I’m posting them here for two reasons:
- First, because it may be a while before C&I comes out (various disruptions, not to worry)
- Second, because Steve Lawson posted a really terrific “Top Tech Trend” item that has some overlap with mine–and after I noted that on FriendFeed (a comment that was intended to be along the lines of “great minds rest in the same gutter,” or whatever the saying is), he added a link to the post that suggests that he’d seen me offering similar ideas. And, you know, the more I think about it, the more I think that’s probably not true–that Steve monitored the same trends I did, had the same sense about them, and came up with his commentary wholly independently. (OK, maybe we chatted about it on LSW Meebo, back when I was showing up there once in a while. Maybe not.)
I think Steve’s post, regarding the “social software deathwatch,” is relevant and interesting in ways that my little set of trends may not be. But, for what it’s worth, here’s what I have to say. Think of it as a preview of one small portion of one essay in the February 2009 C&I.
My own take
In the Midwinter 2009 issue, I quoted from my 2004 mini-essay on the “top technology trend,” quoting Cory Doctorow and Boing Boing. Repeating part of the beginning of Doctorow’s entry: “The last twenty years were about technology. The next twenty years are about policy…” I believe that’s still true-and maybe the economic reality that emerged last year and will be with us for some time to come demonstrates that better than everything. Technology helped get us into this mess; I don’t see any way that technology will get us out of it.
Beyond that, I see these trends as vital for thinking about libraries, technology and life:
- Limits: They exist. Your financial resources are limited; you can’t keep borrowing against tomorrow indefinitely. Deny them as we might, limits–natural resources, time, attention–don’t simply disappear. Denying limits and hiding them under various odd assumptions can lead to disasters of various sorts.

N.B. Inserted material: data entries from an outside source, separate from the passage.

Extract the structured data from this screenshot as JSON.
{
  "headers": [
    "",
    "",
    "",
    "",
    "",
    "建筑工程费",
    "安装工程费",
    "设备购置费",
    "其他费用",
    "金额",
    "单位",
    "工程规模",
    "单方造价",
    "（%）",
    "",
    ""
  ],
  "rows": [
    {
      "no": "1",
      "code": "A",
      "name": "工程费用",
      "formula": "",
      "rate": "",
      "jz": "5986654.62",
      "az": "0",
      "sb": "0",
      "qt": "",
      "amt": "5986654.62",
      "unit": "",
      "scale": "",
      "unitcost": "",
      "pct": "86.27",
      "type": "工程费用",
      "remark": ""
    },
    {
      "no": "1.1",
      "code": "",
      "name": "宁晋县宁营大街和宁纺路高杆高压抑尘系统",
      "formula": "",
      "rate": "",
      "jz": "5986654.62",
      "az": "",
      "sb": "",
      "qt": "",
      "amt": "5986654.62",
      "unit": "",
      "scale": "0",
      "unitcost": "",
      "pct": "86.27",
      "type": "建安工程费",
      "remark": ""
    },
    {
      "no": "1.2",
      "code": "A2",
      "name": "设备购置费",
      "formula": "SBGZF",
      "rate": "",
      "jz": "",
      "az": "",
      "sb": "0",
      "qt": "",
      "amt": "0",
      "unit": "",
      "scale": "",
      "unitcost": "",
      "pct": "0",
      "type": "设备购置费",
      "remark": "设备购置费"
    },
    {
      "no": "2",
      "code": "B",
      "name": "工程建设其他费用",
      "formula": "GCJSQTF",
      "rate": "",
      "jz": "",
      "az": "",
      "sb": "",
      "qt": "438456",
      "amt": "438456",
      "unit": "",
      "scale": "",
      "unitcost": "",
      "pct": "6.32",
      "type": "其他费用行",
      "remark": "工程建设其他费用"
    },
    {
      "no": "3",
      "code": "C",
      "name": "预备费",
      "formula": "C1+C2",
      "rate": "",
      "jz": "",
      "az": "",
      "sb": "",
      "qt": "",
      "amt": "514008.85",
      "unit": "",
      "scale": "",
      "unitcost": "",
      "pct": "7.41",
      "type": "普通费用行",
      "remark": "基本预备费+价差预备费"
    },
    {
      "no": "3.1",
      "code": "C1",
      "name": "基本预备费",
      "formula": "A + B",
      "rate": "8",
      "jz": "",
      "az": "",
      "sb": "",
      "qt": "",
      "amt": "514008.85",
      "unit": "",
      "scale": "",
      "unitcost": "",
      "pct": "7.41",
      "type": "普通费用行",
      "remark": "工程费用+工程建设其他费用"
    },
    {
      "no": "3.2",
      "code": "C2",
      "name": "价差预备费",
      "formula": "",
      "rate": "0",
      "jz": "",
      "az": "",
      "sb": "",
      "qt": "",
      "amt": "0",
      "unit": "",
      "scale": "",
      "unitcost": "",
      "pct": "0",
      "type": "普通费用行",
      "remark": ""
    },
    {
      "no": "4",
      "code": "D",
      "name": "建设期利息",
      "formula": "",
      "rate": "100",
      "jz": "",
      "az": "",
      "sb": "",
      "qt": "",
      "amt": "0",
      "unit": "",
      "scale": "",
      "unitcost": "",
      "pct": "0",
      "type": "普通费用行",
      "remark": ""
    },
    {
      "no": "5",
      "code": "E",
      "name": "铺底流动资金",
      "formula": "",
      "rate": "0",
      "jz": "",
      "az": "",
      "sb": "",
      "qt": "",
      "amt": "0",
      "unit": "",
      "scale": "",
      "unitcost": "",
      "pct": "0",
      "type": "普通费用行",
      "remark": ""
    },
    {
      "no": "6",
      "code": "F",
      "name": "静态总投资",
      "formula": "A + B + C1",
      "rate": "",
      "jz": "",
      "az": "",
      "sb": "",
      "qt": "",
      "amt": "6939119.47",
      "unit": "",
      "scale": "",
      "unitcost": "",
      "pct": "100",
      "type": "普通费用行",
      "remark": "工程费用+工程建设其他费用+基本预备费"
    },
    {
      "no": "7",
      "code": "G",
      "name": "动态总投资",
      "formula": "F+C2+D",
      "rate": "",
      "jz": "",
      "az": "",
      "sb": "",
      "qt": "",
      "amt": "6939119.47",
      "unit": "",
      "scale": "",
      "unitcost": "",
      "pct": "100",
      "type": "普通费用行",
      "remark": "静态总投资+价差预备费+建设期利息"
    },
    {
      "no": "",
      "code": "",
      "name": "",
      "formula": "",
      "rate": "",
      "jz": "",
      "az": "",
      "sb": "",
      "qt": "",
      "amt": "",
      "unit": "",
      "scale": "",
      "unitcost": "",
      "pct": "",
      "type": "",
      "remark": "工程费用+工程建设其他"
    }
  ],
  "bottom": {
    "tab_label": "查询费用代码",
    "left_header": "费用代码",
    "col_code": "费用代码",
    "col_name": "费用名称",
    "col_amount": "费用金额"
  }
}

- Business models: They matter. When you’re considering how various services for your own work and your library’s work will work, think about business models. To what extent are you relying on free services that don’t appear to have any source of revenue? What happens to your service if those services disappear? Do you have any rational basis to believe that they’ll continue to exist, grow and be developed without clear revenue sources? Your library has a business model, typically that of a community service: People pay in advance in order to fund a common good.
- Trusting the cloud: Set aside the jargon–the cloud’s just software and services on someone else’s servers. “Trusting the cloud” has three key aspects, one particularly important where library functions are concerned: Trusting that the services will remain (see “business models”); trusting that your data will be safe; and trusting that confidentiality will be preserved. I’m not arguing that you shouldn’t use the cloud; I am arguing that you should think several times before relying entirely on the cloud.
- Valuing existing users and services: Yes, you need to see how you can serve emerging needs of your community (your community)–but times of limits make your existing services more valuable than ever. Don’t ignore your existing users in order to court a minority of people living the digital lifestyle; find some balance. And if you find that some portion of the digerati really do have all the money to satisfy their instant-everything demands and have no intention of using your services–well, in fact, you can’t please everybody, and there’s a limit to how hard you should try.
- Real communities: What technologies and balances serve your users in your community? The answer’s considerably different for a town in which 99% of residents are wealthy and have high-speed broadband and smart phones (if such a town exists) than it is for a city where many people aren’t online at all (except at the library), many more have only dialup at home, and $100 a month for a smart phone data service is an outrageous expense. Where’s your community–and how does your library serve your users effectively?
- Taking back the language: That’s a group heading for a number of language-related issues. It means understanding that “Essentially free” means somebody somewhere is paying a lot of money. It means thinking to yourself “what you mean we?” when someone pronounces something that “we” or “we all” do or think. (The full phrase, from a brilliant song by Oscar Brown, Jr. regarding the Lone Ranger and Tonto, is slightly politically incorrect–although, you know, a majority of those using unfounded “we”isms are indeed white men.) It means flagging “inevitable” as a typically nonsensical substitute for argument. It means honoring skepticism while trying to avoid cynicism.
So there you have it. And do read Lawson’s commentary; it’s excellent. (Now to close this and add portions of his commentary to my Trends article–and, tomorrow or the next day, larger portions to the PLN article.)